_EXERCISE BRIEF_:
Locate the lines of the listing below that hold "info", then copy each of them.
■ ■ ■
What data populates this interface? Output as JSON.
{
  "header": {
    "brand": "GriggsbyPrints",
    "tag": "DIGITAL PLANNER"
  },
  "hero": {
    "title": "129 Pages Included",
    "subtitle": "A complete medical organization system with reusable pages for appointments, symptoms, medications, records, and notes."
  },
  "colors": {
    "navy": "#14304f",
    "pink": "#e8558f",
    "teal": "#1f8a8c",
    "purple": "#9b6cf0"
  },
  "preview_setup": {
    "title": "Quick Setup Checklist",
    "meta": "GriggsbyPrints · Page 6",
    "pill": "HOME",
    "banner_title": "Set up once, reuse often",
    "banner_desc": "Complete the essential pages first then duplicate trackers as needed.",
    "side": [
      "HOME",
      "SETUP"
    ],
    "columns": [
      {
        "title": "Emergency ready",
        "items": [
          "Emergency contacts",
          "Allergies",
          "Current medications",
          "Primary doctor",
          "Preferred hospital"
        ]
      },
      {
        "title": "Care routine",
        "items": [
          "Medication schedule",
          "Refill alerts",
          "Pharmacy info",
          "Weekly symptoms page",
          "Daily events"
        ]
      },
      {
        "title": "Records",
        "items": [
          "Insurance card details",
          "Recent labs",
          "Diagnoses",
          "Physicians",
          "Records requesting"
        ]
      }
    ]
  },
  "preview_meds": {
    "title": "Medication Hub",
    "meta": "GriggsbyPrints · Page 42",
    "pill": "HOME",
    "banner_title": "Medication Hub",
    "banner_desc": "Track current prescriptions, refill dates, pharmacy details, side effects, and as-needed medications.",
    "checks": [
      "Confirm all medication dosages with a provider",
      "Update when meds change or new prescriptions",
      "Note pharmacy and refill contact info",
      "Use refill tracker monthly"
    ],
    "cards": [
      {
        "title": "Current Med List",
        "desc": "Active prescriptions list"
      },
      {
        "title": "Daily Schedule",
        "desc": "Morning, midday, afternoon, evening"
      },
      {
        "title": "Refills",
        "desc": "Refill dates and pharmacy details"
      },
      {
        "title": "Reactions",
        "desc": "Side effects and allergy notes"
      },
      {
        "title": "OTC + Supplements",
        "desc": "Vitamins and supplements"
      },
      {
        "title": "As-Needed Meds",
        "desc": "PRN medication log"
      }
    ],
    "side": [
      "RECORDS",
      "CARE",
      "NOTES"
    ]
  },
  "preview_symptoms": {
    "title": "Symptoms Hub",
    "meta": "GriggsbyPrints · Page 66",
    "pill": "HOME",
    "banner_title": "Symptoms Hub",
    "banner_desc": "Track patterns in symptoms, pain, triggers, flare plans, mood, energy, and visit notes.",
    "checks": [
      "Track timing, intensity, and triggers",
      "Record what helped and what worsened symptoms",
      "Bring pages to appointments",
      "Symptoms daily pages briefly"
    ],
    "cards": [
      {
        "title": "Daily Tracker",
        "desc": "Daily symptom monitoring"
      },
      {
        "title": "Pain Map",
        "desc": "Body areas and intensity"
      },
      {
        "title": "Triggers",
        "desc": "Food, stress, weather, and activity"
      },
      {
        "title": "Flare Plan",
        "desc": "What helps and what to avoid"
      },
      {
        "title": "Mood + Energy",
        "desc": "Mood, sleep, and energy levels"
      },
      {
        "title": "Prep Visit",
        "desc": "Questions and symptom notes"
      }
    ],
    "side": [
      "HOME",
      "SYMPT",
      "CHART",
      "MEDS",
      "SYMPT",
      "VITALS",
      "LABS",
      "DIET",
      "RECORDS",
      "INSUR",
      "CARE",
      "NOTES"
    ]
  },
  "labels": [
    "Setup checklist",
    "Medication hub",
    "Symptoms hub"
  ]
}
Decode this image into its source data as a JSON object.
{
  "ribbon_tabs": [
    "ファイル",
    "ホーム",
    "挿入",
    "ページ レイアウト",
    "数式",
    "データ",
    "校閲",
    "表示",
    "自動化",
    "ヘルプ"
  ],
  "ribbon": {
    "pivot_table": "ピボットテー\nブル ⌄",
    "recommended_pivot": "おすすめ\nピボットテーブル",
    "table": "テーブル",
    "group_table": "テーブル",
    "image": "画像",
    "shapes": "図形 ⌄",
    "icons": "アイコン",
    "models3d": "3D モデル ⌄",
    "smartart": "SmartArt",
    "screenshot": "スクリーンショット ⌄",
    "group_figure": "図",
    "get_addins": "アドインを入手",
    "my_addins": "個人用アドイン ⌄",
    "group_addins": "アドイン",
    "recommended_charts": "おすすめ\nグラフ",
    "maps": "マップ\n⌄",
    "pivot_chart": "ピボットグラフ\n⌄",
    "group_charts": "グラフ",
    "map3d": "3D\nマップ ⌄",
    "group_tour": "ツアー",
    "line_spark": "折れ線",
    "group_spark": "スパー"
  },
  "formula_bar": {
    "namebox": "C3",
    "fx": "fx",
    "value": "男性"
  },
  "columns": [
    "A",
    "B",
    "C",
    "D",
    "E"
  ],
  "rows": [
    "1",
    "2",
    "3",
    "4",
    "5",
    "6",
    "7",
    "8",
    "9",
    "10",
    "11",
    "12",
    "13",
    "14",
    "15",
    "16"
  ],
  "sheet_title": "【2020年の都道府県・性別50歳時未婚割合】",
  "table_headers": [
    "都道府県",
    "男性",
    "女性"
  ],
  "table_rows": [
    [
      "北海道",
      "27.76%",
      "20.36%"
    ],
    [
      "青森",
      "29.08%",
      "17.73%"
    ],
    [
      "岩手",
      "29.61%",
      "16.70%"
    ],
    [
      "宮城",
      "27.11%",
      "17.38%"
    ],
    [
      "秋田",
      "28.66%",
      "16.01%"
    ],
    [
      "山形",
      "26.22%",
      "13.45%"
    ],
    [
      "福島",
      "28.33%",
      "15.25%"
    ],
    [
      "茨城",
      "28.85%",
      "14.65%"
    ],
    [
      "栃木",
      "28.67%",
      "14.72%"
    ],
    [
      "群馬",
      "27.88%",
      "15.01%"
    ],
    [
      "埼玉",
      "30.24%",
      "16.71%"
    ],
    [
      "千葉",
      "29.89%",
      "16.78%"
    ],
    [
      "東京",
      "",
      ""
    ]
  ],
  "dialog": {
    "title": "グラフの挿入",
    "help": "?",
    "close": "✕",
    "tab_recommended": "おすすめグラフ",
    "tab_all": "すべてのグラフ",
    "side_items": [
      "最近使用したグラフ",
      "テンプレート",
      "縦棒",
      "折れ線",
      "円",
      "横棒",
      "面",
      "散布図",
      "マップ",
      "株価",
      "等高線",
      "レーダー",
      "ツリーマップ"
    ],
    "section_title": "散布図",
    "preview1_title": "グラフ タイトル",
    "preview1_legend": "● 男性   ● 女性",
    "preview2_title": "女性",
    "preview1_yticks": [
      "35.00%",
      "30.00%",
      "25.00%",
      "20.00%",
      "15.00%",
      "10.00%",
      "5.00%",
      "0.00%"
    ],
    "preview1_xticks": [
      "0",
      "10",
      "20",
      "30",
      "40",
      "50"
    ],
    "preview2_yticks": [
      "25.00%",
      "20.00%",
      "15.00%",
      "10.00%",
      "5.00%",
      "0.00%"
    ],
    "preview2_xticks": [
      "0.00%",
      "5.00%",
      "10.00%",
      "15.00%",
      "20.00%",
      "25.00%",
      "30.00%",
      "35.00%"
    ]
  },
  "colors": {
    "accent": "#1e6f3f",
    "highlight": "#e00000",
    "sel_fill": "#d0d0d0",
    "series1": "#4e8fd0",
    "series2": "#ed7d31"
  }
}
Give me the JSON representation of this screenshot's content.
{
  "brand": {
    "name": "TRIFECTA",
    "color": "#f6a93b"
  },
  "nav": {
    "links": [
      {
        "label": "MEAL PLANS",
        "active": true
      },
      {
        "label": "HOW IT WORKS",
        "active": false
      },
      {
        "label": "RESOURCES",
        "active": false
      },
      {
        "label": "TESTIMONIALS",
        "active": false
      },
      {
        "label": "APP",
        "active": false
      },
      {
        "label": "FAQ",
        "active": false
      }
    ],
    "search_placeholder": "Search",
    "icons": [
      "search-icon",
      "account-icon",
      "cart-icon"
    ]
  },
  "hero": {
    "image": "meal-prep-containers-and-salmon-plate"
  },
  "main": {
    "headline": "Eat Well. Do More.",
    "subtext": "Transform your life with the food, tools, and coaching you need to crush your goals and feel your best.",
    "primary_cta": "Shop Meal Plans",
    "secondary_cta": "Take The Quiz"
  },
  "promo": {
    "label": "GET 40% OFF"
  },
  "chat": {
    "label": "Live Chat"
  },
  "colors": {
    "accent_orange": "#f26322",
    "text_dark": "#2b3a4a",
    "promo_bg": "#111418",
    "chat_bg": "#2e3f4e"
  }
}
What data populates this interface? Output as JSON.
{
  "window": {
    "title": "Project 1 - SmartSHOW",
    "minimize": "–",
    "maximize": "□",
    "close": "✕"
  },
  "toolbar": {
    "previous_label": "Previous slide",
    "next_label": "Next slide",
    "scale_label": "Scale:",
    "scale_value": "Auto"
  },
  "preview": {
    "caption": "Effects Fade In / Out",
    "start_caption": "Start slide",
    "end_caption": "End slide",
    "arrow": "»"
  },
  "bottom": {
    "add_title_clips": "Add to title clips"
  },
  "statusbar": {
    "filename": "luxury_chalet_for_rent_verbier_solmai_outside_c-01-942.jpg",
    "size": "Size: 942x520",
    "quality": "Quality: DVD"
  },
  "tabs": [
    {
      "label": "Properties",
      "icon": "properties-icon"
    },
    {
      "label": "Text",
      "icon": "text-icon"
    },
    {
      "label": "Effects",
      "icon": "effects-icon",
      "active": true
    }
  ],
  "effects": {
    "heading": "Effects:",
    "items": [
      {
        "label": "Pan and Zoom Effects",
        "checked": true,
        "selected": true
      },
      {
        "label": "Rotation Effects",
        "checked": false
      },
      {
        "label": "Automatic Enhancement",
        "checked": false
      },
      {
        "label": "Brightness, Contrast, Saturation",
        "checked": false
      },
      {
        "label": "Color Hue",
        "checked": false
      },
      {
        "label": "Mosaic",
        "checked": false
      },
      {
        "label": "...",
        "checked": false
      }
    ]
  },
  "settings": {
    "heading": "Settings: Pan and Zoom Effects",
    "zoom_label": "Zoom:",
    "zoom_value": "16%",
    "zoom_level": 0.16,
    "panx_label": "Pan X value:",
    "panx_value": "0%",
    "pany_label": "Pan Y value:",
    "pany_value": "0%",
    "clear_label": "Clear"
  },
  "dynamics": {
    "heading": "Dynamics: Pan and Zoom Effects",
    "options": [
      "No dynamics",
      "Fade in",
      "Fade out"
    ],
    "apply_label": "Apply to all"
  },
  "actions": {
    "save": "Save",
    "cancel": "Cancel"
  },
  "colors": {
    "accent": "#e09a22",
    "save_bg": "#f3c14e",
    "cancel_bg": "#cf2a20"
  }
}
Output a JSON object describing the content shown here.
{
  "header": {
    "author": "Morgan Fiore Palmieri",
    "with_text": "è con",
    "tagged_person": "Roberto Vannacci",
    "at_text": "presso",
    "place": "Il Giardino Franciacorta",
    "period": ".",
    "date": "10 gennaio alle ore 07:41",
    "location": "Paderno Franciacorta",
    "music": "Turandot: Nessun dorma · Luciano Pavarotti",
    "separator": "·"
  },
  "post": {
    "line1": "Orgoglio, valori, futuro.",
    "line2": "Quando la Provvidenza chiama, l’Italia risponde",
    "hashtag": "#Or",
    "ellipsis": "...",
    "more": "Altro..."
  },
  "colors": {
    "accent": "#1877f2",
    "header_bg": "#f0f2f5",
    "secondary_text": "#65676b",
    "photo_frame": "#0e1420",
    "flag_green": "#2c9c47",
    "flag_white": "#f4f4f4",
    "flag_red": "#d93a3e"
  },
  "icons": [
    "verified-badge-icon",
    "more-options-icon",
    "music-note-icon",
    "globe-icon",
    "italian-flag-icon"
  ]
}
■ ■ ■
_SOLUTION BELOW_:
          "Pharmacy info",
      "Note pharmacy and refill contact info",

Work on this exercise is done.